Scientists have pinpointed a key sequence of genes which appear to be active in rapidly developing cancers.
Stem cells may drive tumour growth
They believe activity among the 11 genes in the pathway is a potent sign that cancer will spread, and probably result in death.
It is thought the genes may control tumour stem cells that drive the development of the cancer.
The study, by the Sidney Kimmel Cancer Center, is published in the Journal of clinical Investigation.
The researchers evaluated 1,122 cancer patients diagnosed with 10 different types of cancer.
They examined tumours for signs of activity in an 11-gene sequence linked to the proliferation of normal stem cells in humans.
The same sequence has also been linked to the spread of cancer in mice, and secondary tumours in prostate cancer patients.
They found that a very consistent pattern of activity was present among tumours that spread quickly, and proved fatal - regardless of the type of cancer.
Tumour cell theory
The findings give weight to the theory that cancers contain a small population of tumour stem cells that are responsible for the growth of the tumour, and its spread around the body.
In an editorial in the same journal, experts from the University of Texas MD Anderson Cancer Center, say that previous research has identified other gene sequences thought to predict how a cancer is likely to develop.
Doubt has subsequently been cast over many of these efforts.
However, they say the latest study may be more significant, as the pattern of gene activity was seen over a range of different cancers, and not just one type.
More work is needed to corroborate the findings, they say, but potentially they could be highly significant.
"Such a 'magic marker' would, if validated, have a major impact on patient care."
Professor Bryan Young, of the charity Cancer Research UK said: "The results from this study show that some people will respond better to treatment than others.
"Understanding why some patients are resistant to treatment helps us explore ways to get round this.

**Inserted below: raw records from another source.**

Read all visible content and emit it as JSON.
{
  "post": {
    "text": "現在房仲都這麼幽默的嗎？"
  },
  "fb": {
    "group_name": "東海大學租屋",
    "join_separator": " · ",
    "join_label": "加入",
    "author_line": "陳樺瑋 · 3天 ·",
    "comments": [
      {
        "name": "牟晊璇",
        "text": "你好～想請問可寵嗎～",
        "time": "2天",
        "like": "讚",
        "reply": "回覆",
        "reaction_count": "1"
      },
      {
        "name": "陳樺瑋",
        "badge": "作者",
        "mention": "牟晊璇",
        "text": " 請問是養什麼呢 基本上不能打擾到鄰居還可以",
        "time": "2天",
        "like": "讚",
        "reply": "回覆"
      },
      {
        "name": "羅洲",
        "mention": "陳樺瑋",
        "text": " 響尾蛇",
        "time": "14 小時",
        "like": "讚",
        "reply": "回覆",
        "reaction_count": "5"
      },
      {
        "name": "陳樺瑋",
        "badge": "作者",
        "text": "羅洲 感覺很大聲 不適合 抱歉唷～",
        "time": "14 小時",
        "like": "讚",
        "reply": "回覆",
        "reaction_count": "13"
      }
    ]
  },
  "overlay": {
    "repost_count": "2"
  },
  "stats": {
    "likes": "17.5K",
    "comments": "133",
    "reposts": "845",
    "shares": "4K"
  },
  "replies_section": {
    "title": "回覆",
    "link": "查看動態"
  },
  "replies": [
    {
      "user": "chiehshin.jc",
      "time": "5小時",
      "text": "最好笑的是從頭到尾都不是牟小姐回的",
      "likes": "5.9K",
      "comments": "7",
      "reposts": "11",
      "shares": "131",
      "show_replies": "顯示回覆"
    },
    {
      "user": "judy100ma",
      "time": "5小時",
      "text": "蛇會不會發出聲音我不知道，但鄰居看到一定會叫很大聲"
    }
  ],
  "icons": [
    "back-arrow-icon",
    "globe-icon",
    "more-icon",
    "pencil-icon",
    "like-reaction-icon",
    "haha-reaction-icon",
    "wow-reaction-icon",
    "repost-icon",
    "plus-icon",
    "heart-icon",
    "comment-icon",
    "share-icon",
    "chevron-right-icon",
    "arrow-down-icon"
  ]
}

"More research is needed to support this study, but in the future this may be useful when doctors plan a cancer patient's treatment."